Quite right Carol, there is far more than enough available on the Internet for most people to be able to do decent research. Indeed, many of the pay-to-use and member-by-profession sites offer very little more. I have the fortune of being a member of a copyright library and so get to see those closed collections when I need them and am generally none the wiser for it.
On issues like hypnotherapy and alternative therapies it is a matter of choice and information. I am of the opinion that many, not all but nonetheless too many, medical practitioners are not as straight with patients as they could be. I think far too many people undergo treatments using uninformed consent, which is to say waffling in medic-speak in such a way that those who need to give consent are completely browbeaten and with others simply proceeding as if information had been comprehensively given then consent solicited. Many medical practitioners will deny that, but that is up to them. However, those administering alternative therapies can be just as uninformative, for instance properly explaining the real advantages and disadvantages of their treatment. It is incumbent on the hypnotherapist, or whoever, to explain the advantages and disadvantages of what they are proposing, the alternatives and the possible (not 'absolutely certain') outcomes of not accepting treatment.

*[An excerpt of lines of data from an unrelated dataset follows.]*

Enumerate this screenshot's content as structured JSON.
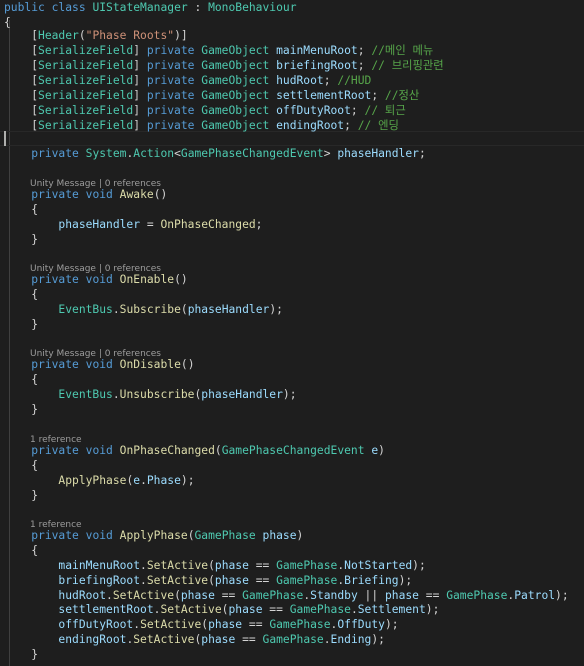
{
  "lines": [
    [
      [
        "kw",
        "public"
      ],
      [
        "pl",
        " "
      ],
      [
        "kw",
        "class"
      ],
      [
        "pl",
        " "
      ],
      [
        "ty",
        "UIStateManager"
      ],
      [
        "pl",
        " : "
      ],
      [
        "ty",
        "MonoBehaviour"
      ]
    ],
    [
      [
        "pl",
        "{"
      ]
    ],
    [
      [
        "pl",
        "    ["
      ],
      [
        "ty",
        "Header"
      ],
      [
        "pl",
        "("
      ],
      [
        "str",
        "\"Phase Roots\""
      ],
      [
        "pl",
        ")]"
      ]
    ],
    [
      [
        "pl",
        "    ["
      ],
      [
        "ty",
        "SerializeField"
      ],
      [
        "pl",
        "] "
      ],
      [
        "kw",
        "private"
      ],
      [
        "pl",
        " "
      ],
      [
        "ty",
        "GameObject"
      ],
      [
        "pl",
        " "
      ],
      [
        "vr",
        "mainMenuRoot"
      ],
      [
        "pl",
        "; "
      ],
      [
        "cm",
        "//메인 메뉴"
      ]
    ],
    [
      [
        "pl",
        "    ["
      ],
      [
        "ty",
        "SerializeField"
      ],
      [
        "pl",
        "] "
      ],
      [
        "kw",
        "private"
      ],
      [
        "pl",
        " "
      ],
      [
        "ty",
        "GameObject"
      ],
      [
        "pl",
        " "
      ],
      [
        "vr",
        "briefingRoot"
      ],
      [
        "pl",
        "; "
      ],
      [
        "cm",
        "// 브리핑관련"
      ]
    ],
    [
      [
        "pl",
        "    ["
      ],
      [
        "ty",
        "SerializeField"
      ],
      [
        "pl",
        "] "
      ],
      [
        "kw",
        "private"
      ],
      [
        "pl",
        " "
      ],
      [
        "ty",
        "GameObject"
      ],
      [
        "pl",
        " "
      ],
      [
        "vr",
        "hudRoot"
      ],
      [
        "pl",
        "; "
      ],
      [
        "cm",
        "//HUD"
      ]
    ],
    [
      [
        "pl",
        "    ["
      ],
      [
        "ty",
        "SerializeField"
      ],
      [
        "pl",
        "] "
      ],
      [
        "kw",
        "private"
      ],
      [
        "pl",
        " "
      ],
      [
        "ty",
        "GameObject"
      ],
      [
        "pl",
        " "
      ],
      [
        "vr",
        "settlementRoot"
      ],
      [
        "pl",
        "; "
      ],
      [
        "cm",
        "//정산"
      ]
    ],
    [
      [
        "pl",
        "    ["
      ],
      [
        "ty",
        "SerializeField"
      ],
      [
        "pl",
        "] "
      ],
      [
        "kw",
        "private"
      ],
      [
        "pl",
        " "
      ],
      [
        "ty",
        "GameObject"
      ],
      [
        "pl",
        " "
      ],
      [
        "vr",
        "offDutyRoot"
      ],
      [
        "pl",
        "; "
      ],
      [
        "cm",
        "// 퇴근"
      ]
    ],
    [
      [
        "pl",
        "    ["
      ],
      [
        "ty",
        "SerializeField"
      ],
      [
        "pl",
        "] "
      ],
      [
        "kw",
        "private"
      ],
      [
        "pl",
        " "
      ],
      [
        "ty",
        "GameObject"
      ],
      [
        "pl",
        " "
      ],
      [
        "vr",
        "endingRoot"
      ],
      [
        "pl",
        "; "
      ],
      [
        "cm",
        "// 엔딩"
      ]
    ],
    [],
    [
      [
        "pl",
        "    "
      ],
      [
        "kw",
        "private"
      ],
      [
        "pl",
        " "
      ],
      [
        "ty",
        "System"
      ],
      [
        "pl",
        "."
      ],
      [
        "ty",
        "Action"
      ],
      [
        "pl",
        "<"
      ],
      [
        "ty",
        "GamePhaseChangedEvent"
      ],
      [
        "pl",
        "> "
      ],
      [
        "vr",
        "phaseHandler"
      ],
      [
        "pl",
        ";"
      ]
    ],
    [],
    [
      [
        "pl",
        "    "
      ],
      [
        "kw",
        "private"
      ],
      [
        "pl",
        " "
      ],
      [
        "kw",
        "void"
      ],
      [
        "pl",
        " "
      ],
      [
        "fn",
        "Awake"
      ],
      [
        "pl",
        "()"
      ]
    ],
    [
      [
        "pl",
        "    {"
      ]
    ],
    [
      [
        "pl",
        "        "
      ],
      [
        "vr",
        "phaseHandler"
      ],
      [
        "pl",
        " = "
      ],
      [
        "fn",
        "OnPhaseChanged"
      ],
      [
        "pl",
        ";"
      ]
    ],
    [
      [
        "pl",
        "    }"
      ]
    ],
    [],
    [
      [
        "pl",
        "    "
      ],
      [
        "kw",
        "private"
      ],
      [
        "pl",
        " "
      ],
      [
        "kw",
        "void"
      ],
      [
        "pl",
        " "
      ],
      [
        "fn",
        "OnEnable"
      ],
      [
        "pl",
        "()"
      ]
    ],
    [
      [
        "pl",
        "    {"
      ]
    ],
    [
      [
        "pl",
        "        "
      ],
      [
        "ty",
        "EventBus"
      ],
      [
        "pl",
        "."
      ],
      [
        "fn",
        "Subscribe"
      ],
      [
        "pl",
        "("
      ],
      [
        "vr",
        "phaseHandler"
      ],
      [
        "pl",
        ");"
      ]
    ],
    [
      [
        "pl",
        "    }"
      ]
    ],
    [],
    [
      [
        "pl",
        "    "
      ],
      [
        "kw",
        "private"
      ],
      [
        "pl",
        " "
      ],
      [
        "kw",
        "void"
      ],
      [
        "pl",
        " "
      ],
      [
        "fn",
        "OnDisable"
      ],
      [
        "pl",
        "()"
      ]
    ],
    [
      [
        "pl",
        "    {"
      ]
    ],
    [
      [
        "pl",
        "        "
      ],
      [
        "ty",
        "EventBus"
      ],
      [
        "pl",
        "."
      ],
      [
        "fn",
        "Unsubscribe"
      ],
      [
        "pl",
        "("
      ],
      [
        "vr",
        "phaseHandler"
      ],
      [
        "pl",
        ");"
      ]
    ],
    [
      [
        "pl",
        "    }"
      ]
    ],
    [],
    [
      [
        "pl",
        "    "
      ],
      [
        "kw",
        "private"
      ],
      [
        "pl",
        " "
      ],
      [
        "kw",
        "void"
      ],
      [
        "pl",
        " "
      ],
      [
        "fn",
        "OnPhaseChanged"
      ],
      [
        "pl",
        "("
      ],
      [
        "ty",
        "GamePhaseChangedEvent"
      ],
      [
        "pl",
        " "
      ],
      [
        "vr",
        "e"
      ],
      [
        "pl",
        ")"
      ]
    ],
    [
      [
        "pl",
        "    {"
      ]
    ],
    [
      [
        "pl",
        "        "
      ],
      [
        "fn",
        "ApplyPhase"
      ],
      [
        "pl",
        "("
      ],
      [
        "vr",
        "e"
      ],
      [
        "pl",
        "."
      ],
      [
        "vr",
        "Phase"
      ],
      [
        "pl",
        ");"
      ]
    ],
    [
      [
        "pl",
        "    }"
      ]
    ],
    [],
    [
      [
        "pl",
        "    "
      ],
      [
        "kw",
        "private"
      ],
      [
        "pl",
        " "
      ],
      [
        "kw",
        "void"
      ],
      [
        "pl",
        " "
      ],
      [
        "fn",
        "ApplyPhase"
      ],
      [
        "pl",
        "("
      ],
      [
        "ty",
        "GamePhase"
      ],
      [
        "pl",
        " "
      ],
      [
        "vr",
        "phase"
      ],
      [
        "pl",
        ")"
      ]
    ],
    [
      [
        "pl",
        "    {"
      ]
    ],
    [
      [
        "pl",
        "        "
      ],
      [
        "vr",
        "mainMenuRoot"
      ],
      [
        "pl",
        "."
      ],
      [
        "fn",
        "SetActive"
      ],
      [
        "pl",
        "("
      ],
      [
        "vr",
        "phase"
      ],
      [
        "pl",
        " == "
      ],
      [
        "ty",
        "GamePhase"
      ],
      [
        "pl",
        "."
      ],
      [
        "vr",
        "NotStarted"
      ],
      [
        "pl",
        ");"
      ]
    ],
    [
      [
        "pl",
        "        "
      ],
      [
        "vr",
        "briefingRoot"
      ],
      [
        "pl",
        "."
      ],
      [
        "fn",
        "SetActive"
      ],
      [
        "pl",
        "("
      ],
      [
        "vr",
        "phase"
      ],
      [
        "pl",
        " == "
      ],
      [
        "ty",
        "GamePhase"
      ],
      [
        "pl",
        "."
      ],
      [
        "vr",
        "Briefing"
      ],
      [
        "pl",
        ");"
      ]
    ],
    [
      [
        "pl",
        "        "
      ],
      [
        "vr",
        "hudRoot"
      ],
      [
        "pl",
        "."
      ],
      [
        "fn",
        "SetActive"
      ],
      [
        "pl",
        "("
      ],
      [
        "vr",
        "phase"
      ],
      [
        "pl",
        " == "
      ],
      [
        "ty",
        "GamePhase"
      ],
      [
        "pl",
        "."
      ],
      [
        "vr",
        "Standby"
      ],
      [
        "pl",
        " || "
      ],
      [
        "vr",
        "phase"
      ],
      [
        "pl",
        " == "
      ],
      [
        "ty",
        "GamePhase"
      ],
      [
        "pl",
        "."
      ],
      [
        "vr",
        "Patrol"
      ],
      [
        "pl",
        ");"
      ]
    ],
    [
      [
        "pl",
        "        "
      ],
      [
        "vr",
        "settlementRoot"
      ],
      [
        "pl",
        "."
      ],
      [
        "fn",
        "SetActive"
      ],
      [
        "pl",
        "("
      ],
      [
        "vr",
        "phase"
      ],
      [
        "pl",
        " == "
      ],
      [
        "ty",
        "GamePhase"
      ],
      [
        "pl",
        "."
      ],
      [
        "vr",
        "Settlement"
      ],
      [
        "pl",
        ");"
      ]
    ],
    [
      [
        "pl",
        "        "
      ],
      [
        "vr",
        "offDutyRoot"
      ],
      [
        "pl",
        "."
      ],
      [
        "fn",
        "SetActive"
      ],
      [
        "pl",
        "("
      ],
      [
        "vr",
        "phase"
      ],
      [
        "pl",
        " == "
      ],
      [
        "ty",
        "GamePhase"
      ],
      [
        "pl",
        "."
      ],
      [
        "vr",
        "OffDuty"
      ],
      [
        "pl",
        ");"
      ]
    ],
    [
      [
        "pl",
        "        "
      ],
      [
        "vr",
        "endingRoot"
      ],
      [
        "pl",
        "."
      ],
      [
        "fn",
        "SetActive"
      ],
      [
        "pl",
        "("
      ],
      [
        "vr",
        "phase"
      ],
      [
        "pl",
        " == "
      ],
      [
        "ty",
        "GamePhase"
      ],
      [
        "pl",
        "."
      ],
      [
        "vr",
        "Ending"
      ],
      [
        "pl",
        ");"
      ]
    ],
    [
      [
        "pl",
        "    }"
      ]
    ]
  ],
  "codelens": {
    "awake": "Unity Message | 0 references",
    "on_enable": "Unity Message | 0 references",
    "on_disable": "Unity Message | 0 references",
    "on_phase_changed": "1 reference",
    "apply_phase": "1 reference"
  },
  "colors": {
    "background": "#1e1e1e",
    "keyword": "#569cd6",
    "type": "#4ec9b0",
    "method": "#dcdcaa",
    "variable": "#9cdcfe",
    "string": "#ce9178",
    "comment": "#57a64a",
    "plain": "#d4d4d4",
    "codelens": "#9d9d9d"
  }
}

Research is a dangerous justification for anything on this earth, as Carol is implying, since as soon as one stage of research is completed, the next begins. Otherwise an entirely new research or a rival research. There is no domain in which research is ongoing that findings are not overhauled, updated, replaced, challenged and far more. Research only proves what went before, it does not provide any more than a hypothesis for what is to come. Thus hypnotherapy and the fickle nature of the human being are evidence of a lack of conclusive evidence as to whether it works or not since it is successful for many people and has no effect on others. I am having physiotherapy for a broken shoulder at present, occasionally my physio has tried Bowen Technique which I am informed has revolutionised physiotherapy. Whoopie! I think Tom Bowen was a very convincing quack. It does nothing for me. Many people will tell me I am wrong.
Thus, David, how do you then confront me who has worked in both impoverish, developing and isolated, rural communities where 'Western' medicine is not available but their (for want of a better word) shamanic methods work? That is folk medicine, but then is that not the ancestor of all modern medicine which is thus merely a progression? Dismissing out of hand is easy, accepting evidence often harder. To that end from scepticism in younger years I am now disgusted by the effective dumping of pharmaceutical products in small to excessive overdoses on people instead of holistic approaches to heal the main and accompanying conditions/ailments. I don't care what scientists tell me, I have spent four decades among them and their research domains are as speculative as my own but they more than we social scientists are quick to dismiss and medical science is at the forefront of that dismissive attitude.